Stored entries
########################################

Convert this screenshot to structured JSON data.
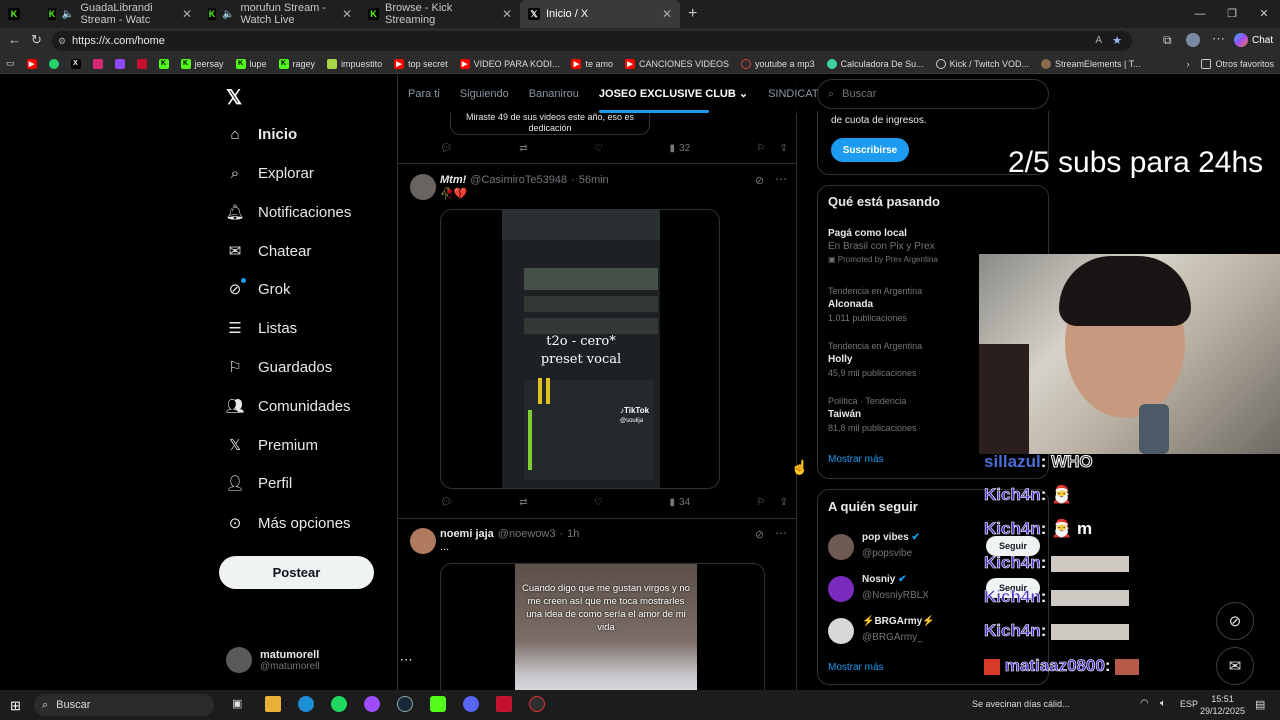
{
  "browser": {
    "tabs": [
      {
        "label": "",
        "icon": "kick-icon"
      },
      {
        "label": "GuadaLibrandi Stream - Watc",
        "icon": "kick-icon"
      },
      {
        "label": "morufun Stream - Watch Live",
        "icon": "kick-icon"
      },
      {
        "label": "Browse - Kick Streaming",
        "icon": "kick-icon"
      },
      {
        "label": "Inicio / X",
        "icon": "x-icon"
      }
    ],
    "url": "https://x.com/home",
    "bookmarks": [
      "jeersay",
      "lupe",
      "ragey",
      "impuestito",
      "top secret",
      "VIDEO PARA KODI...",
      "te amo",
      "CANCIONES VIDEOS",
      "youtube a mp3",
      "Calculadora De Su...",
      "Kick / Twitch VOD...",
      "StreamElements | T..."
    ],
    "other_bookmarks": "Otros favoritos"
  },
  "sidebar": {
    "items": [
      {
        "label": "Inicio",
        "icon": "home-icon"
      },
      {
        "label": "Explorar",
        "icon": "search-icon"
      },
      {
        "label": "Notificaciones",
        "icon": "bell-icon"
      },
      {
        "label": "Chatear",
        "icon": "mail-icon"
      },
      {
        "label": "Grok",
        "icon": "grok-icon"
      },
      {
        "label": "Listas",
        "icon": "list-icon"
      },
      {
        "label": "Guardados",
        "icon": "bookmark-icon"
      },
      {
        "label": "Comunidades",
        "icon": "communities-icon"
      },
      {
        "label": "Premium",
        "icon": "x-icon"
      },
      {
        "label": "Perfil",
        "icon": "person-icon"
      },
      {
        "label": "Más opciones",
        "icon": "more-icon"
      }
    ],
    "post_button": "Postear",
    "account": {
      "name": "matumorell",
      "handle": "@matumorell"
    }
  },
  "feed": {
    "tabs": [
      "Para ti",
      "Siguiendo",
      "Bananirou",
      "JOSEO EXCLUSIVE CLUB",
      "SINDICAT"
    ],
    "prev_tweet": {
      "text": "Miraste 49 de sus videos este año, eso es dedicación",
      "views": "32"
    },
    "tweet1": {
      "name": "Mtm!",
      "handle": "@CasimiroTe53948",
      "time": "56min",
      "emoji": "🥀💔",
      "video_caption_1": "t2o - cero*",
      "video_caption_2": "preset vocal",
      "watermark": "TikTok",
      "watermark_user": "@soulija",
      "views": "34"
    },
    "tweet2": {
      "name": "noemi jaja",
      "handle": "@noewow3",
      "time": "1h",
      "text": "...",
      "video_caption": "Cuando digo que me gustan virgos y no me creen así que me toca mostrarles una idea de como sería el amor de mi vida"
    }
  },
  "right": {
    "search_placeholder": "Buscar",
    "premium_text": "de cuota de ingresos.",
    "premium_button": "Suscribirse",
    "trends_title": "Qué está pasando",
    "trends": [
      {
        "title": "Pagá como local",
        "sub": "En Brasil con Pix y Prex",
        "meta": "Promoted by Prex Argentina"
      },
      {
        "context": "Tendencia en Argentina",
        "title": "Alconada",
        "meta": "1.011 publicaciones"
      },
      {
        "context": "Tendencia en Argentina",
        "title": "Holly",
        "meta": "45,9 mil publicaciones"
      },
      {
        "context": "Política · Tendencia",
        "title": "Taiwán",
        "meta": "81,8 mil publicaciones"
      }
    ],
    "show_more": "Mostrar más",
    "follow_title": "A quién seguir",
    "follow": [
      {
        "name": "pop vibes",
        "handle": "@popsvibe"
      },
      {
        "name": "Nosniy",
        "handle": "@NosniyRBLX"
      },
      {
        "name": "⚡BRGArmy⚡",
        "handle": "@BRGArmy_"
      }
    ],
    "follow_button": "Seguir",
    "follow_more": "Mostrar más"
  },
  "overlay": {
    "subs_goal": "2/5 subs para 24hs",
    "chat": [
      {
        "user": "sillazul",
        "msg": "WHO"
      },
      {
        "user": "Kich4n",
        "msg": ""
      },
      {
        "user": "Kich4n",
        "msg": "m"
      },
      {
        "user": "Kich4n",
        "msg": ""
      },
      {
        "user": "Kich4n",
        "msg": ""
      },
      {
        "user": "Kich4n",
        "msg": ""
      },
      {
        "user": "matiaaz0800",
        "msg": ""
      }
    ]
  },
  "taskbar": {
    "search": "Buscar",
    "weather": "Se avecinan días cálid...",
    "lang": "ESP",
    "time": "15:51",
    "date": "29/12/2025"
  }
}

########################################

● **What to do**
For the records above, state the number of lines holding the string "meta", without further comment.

● **Response box**
4